Search the entries for the word "here" and pull out each line that has it.
·····
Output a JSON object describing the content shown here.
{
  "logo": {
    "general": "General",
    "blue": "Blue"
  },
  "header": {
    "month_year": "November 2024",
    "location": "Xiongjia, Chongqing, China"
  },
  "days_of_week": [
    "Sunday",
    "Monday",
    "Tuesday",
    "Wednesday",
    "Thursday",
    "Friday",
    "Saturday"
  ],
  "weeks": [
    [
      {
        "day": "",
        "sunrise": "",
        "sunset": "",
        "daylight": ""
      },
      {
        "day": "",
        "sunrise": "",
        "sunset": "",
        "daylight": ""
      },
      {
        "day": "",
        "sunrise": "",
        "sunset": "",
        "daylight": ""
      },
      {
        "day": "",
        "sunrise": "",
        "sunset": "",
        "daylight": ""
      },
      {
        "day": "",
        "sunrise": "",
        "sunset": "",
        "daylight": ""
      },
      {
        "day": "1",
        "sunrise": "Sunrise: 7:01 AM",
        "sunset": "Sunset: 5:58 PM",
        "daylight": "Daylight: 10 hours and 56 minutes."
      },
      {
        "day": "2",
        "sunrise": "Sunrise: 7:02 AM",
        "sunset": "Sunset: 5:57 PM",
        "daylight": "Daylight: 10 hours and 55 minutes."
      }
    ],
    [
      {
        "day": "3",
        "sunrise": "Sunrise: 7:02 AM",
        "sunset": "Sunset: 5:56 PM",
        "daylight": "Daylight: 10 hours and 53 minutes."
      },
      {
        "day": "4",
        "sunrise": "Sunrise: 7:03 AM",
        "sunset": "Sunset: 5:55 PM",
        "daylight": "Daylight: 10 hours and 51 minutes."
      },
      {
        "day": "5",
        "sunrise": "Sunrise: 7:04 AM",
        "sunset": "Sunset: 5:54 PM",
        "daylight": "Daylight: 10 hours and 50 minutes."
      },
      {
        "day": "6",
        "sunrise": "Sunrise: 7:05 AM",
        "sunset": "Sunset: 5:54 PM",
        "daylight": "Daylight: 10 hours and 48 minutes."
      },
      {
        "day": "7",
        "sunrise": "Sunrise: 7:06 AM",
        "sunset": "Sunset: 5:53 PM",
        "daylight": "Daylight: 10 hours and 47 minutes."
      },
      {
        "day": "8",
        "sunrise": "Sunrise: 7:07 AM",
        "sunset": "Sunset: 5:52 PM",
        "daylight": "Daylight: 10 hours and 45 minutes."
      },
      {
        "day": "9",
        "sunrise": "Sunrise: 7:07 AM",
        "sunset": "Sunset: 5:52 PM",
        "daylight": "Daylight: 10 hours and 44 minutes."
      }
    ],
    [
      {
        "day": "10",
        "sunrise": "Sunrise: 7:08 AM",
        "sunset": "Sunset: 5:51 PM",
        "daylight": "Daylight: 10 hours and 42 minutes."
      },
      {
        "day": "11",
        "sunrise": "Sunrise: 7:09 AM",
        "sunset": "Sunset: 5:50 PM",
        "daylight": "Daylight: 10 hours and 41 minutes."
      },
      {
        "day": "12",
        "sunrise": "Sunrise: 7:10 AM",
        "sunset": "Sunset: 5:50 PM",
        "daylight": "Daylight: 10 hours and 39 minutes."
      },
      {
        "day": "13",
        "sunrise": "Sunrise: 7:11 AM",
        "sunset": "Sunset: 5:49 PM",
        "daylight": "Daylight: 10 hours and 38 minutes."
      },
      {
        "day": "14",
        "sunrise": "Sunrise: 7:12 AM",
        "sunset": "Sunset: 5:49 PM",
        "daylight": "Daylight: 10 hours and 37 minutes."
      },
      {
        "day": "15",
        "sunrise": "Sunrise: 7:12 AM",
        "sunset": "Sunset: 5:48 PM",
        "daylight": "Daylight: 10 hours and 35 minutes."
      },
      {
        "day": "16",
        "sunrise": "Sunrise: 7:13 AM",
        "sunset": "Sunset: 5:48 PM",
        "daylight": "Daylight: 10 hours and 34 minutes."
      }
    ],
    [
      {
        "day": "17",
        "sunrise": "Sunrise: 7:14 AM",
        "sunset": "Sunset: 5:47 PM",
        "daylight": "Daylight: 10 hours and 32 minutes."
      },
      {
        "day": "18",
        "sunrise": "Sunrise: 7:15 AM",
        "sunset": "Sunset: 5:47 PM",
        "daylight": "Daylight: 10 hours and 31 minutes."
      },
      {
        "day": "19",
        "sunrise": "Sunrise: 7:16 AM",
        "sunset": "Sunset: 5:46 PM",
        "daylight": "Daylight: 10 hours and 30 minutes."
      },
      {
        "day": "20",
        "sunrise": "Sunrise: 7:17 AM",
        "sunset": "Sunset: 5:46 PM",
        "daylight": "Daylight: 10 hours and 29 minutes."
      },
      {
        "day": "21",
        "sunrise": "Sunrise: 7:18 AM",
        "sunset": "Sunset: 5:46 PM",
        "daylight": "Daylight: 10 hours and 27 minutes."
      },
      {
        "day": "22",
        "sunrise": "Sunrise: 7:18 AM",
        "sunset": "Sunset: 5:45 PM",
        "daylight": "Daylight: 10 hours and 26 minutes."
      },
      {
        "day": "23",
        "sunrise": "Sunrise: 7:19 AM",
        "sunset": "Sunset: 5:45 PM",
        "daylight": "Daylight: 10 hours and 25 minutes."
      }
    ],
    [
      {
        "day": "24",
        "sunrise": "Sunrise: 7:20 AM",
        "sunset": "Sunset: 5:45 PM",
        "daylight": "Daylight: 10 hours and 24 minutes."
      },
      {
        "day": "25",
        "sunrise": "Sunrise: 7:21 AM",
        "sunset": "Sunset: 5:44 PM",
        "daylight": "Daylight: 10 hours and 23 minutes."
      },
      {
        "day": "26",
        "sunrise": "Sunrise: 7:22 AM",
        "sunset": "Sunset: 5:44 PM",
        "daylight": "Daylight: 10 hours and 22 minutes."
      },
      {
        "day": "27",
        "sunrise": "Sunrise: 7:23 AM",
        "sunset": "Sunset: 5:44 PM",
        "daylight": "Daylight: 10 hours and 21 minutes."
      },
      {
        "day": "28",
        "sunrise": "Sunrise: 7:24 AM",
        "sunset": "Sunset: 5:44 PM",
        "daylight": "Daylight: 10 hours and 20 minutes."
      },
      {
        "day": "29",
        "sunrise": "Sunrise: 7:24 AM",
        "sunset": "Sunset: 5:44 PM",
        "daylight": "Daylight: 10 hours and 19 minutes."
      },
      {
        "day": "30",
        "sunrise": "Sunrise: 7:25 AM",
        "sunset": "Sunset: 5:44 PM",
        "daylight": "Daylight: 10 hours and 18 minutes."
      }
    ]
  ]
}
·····
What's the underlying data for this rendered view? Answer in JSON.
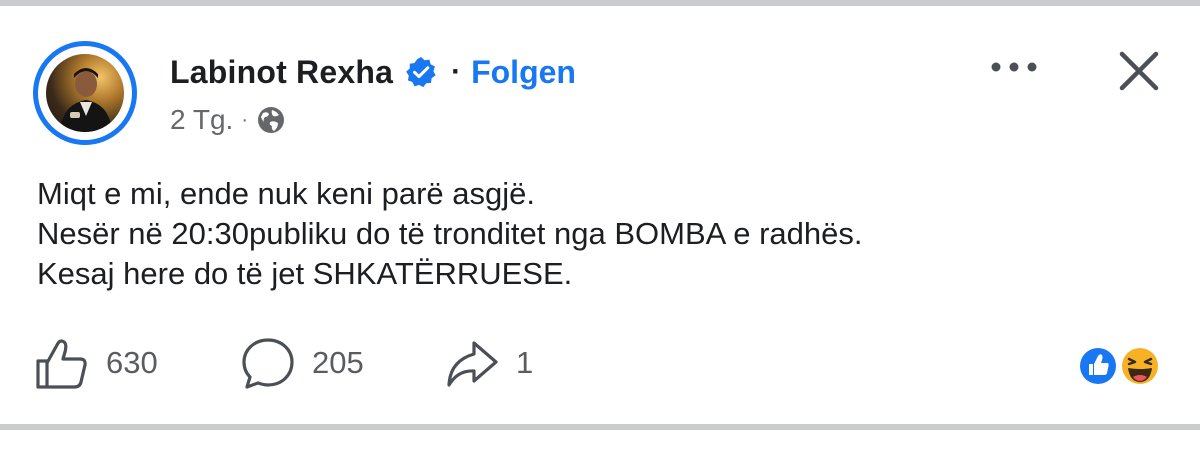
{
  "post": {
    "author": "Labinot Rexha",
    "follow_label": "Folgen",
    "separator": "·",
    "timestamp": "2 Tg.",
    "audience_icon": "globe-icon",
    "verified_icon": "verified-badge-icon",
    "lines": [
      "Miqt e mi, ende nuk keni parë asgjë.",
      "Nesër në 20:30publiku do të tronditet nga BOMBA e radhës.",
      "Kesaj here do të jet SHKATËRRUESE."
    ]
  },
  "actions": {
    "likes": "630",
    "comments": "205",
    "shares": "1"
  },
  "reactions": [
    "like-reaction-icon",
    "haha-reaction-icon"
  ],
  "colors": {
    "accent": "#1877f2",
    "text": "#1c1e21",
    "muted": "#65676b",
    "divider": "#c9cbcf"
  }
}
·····
__Reply__.
Output a JSON object describing the content shown here.
      "Kesaj here do të jet SHKATËRRUESE."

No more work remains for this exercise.